Questions like these have been asked at dispensaries across North America for nearly two decades – patients seeking relief and looking for answers their doctors just can’t provide. The answer to each one of these questions is invariably muddy, “It depends”. But how do we answer these questions in a recreational market? What should the standards be?
Maureen Dowd’s recent two part series exploring her experience consuming edible Cannabis in Colorado puts these questions front and center. As the legal recreational market grows, reports of this nature are bound to increase.I find the difficulty in exploring standardization around edible cannabis isn’t so much about wrangling a notoriously slippery industry into line – but deciding what we’re actually trying to achieve.
Threshold dose the minimum dose of a chemical, or a drug that will produce a detectable degree of any given effect.
Effective dose that quantity of a drug that will produce the effects for which it is given.
Tolerance dose the largest quantity of an agent that may be administered without harm.
Cannabis is unique among psychoactive substances because many of the medicinal effects are exerted well below its threshold dose. Likewise on the other side of the spectrum – the tolerance dose for Cannabis is incredibly high – a “medical overdose” is functionally nearly impossible to achieve. At the VCBC we put every member that signs up through an hour long orientation where we discuss the pharmacology of cannabis, each of our products, the risks and signs of over consumption, and what might best work for them. We have designed our products to range from 1.5mg per unit to 30mg per unit to give each member the building blocks of an effective therapeutic regimen. Functionally our products adhere to the mantra, “You can always dose up, you can never dose down”.

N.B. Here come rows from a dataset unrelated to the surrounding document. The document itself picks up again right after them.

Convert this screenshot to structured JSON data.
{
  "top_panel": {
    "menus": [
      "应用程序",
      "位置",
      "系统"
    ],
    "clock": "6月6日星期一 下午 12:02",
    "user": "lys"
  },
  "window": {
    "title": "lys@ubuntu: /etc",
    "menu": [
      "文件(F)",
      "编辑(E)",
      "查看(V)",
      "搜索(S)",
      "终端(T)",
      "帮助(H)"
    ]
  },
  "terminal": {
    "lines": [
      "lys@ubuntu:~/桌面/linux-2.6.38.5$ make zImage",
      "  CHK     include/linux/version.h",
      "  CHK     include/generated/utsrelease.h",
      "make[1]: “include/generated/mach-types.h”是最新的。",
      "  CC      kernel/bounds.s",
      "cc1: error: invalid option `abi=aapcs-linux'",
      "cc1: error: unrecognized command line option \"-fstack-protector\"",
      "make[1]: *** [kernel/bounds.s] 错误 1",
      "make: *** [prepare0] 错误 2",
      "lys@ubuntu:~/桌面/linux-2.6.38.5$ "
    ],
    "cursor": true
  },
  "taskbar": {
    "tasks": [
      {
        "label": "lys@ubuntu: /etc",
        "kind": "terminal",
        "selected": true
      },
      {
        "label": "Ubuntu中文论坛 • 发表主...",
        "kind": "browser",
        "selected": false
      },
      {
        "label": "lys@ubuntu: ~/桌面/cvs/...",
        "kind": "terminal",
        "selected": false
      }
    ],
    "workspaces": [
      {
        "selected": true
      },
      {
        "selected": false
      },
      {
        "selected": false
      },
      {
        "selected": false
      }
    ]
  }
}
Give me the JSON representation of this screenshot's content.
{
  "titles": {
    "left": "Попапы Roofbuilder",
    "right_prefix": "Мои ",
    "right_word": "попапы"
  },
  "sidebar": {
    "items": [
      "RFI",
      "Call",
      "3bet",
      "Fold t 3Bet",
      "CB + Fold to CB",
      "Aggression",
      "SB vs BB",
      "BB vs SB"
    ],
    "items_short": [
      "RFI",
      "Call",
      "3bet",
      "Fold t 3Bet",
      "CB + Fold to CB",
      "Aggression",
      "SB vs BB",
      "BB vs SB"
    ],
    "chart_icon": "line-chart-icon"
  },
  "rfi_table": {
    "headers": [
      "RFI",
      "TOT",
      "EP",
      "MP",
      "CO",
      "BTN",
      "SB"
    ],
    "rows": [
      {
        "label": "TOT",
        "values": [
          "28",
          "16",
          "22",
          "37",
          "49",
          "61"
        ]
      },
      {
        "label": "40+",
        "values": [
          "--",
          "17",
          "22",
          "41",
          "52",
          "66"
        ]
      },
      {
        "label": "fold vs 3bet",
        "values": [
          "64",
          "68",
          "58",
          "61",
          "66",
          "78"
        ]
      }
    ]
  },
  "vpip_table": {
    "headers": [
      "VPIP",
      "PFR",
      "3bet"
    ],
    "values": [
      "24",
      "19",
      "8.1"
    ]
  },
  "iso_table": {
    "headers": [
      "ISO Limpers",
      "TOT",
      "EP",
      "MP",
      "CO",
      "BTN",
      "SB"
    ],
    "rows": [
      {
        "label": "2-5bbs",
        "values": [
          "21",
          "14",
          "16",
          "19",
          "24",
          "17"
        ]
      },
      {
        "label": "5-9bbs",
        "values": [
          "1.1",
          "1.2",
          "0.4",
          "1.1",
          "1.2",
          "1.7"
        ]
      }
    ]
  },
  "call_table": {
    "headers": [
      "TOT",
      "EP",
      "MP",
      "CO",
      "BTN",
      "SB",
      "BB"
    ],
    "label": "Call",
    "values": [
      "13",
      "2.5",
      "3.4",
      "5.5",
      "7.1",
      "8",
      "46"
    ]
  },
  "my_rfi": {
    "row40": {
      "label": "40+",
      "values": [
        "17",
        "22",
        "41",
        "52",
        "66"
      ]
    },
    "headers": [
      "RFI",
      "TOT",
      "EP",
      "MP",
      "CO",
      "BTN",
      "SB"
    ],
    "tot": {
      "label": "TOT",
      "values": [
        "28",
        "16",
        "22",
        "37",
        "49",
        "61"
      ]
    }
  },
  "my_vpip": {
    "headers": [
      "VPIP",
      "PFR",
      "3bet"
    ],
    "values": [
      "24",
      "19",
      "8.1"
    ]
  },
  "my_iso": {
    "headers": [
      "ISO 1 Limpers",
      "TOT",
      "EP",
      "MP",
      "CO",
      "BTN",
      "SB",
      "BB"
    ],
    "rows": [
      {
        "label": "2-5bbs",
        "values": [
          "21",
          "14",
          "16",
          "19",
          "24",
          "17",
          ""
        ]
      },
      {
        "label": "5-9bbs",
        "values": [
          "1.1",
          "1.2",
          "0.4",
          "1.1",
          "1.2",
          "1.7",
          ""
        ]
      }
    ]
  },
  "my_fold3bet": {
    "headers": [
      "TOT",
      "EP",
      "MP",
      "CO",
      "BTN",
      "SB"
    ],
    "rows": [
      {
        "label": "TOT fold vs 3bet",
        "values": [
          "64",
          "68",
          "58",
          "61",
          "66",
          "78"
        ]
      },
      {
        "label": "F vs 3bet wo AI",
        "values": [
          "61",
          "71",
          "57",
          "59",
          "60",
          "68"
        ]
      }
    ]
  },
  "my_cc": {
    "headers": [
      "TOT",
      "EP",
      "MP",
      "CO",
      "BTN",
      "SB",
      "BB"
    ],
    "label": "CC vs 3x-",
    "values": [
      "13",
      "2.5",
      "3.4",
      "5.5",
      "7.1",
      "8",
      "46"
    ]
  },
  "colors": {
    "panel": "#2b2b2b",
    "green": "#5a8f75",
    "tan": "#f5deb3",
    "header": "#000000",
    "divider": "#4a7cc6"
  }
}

The recreational market would do well to adopt some of these standards. Educating consumers about the effects of cannabis, timings of onset, methods of ingestion, and how to best cope with an uncomfortable high. In the race to cram as much THC into Cannabis edibles as possible what is the end result? More experiences like Maureen Dowd’s.

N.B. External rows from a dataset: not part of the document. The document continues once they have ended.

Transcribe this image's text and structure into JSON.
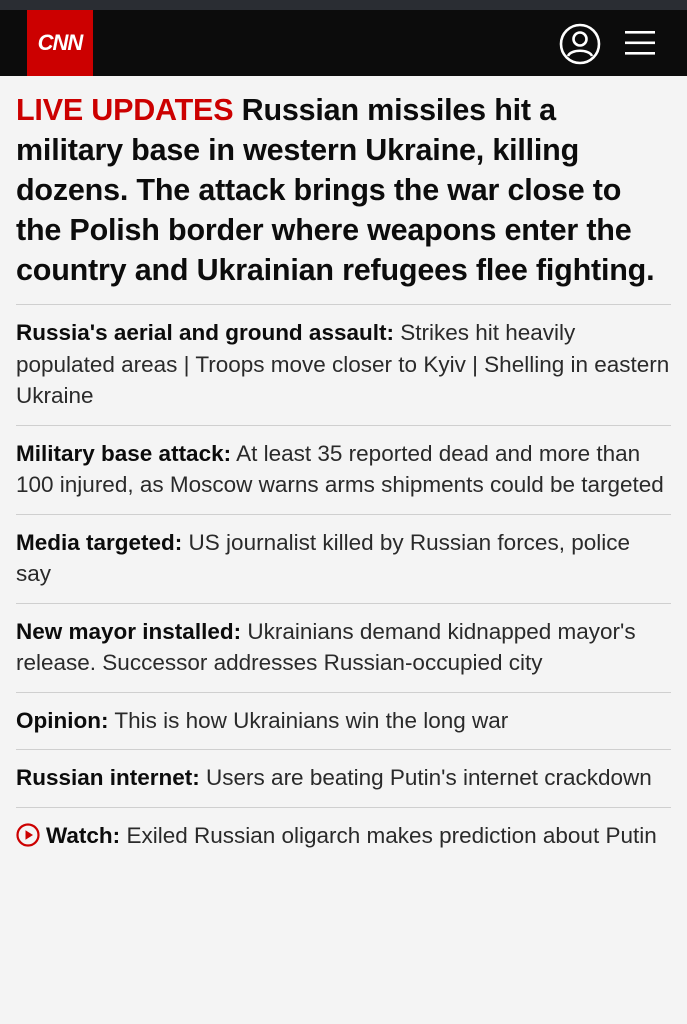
{
  "header": {
    "logo_text": "CNN",
    "brand_color": "#cc0000",
    "account_icon": "user-circle-icon",
    "menu_icon": "hamburger-menu-icon"
  },
  "headline": {
    "live_label": "LIVE UPDATES",
    "text": "Russian missiles hit a military base in western Ukraine, killing dozens. The attack brings the war close to the Polish border where weapons enter the country and Ukrainian refugees flee fighting."
  },
  "items": [
    {
      "lead": "Russia's aerial and ground assault:",
      "text": "Strikes hit heavily populated areas | Troops move closer to Kyiv | Shelling in eastern Ukraine"
    },
    {
      "lead": "Military base attack:",
      "text": "At least 35 reported dead and more than 100 injured, as Moscow warns arms shipments could be targeted"
    },
    {
      "lead": "Media targeted:",
      "text": "US journalist killed by Russian forces, police say"
    },
    {
      "lead": "New mayor installed:",
      "text": "Ukrainians demand kidnapped mayor's release. Successor addresses Russian-occupied city"
    },
    {
      "lead": "Opinion:",
      "text": "This is how Ukrainians win the long war"
    },
    {
      "lead": "Russian internet:",
      "text": "Users are beating Putin's internet crackdown"
    },
    {
      "lead": "Watch:",
      "text": "Exiled Russian oligarch makes prediction about Putin",
      "icon": "play-circle-icon"
    }
  ]
}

I will border on heresy to some by suggesting this – but maybe we should be looking to the alcohol industry for cues. The lions share of their product sales exist in the median effective dose range (beer & wine) while over proof alcohol is a rare novelty and not the norm. The THC arms race can only serve to alienate the average consumer while destroying a fledgling industries already thin legitimacy.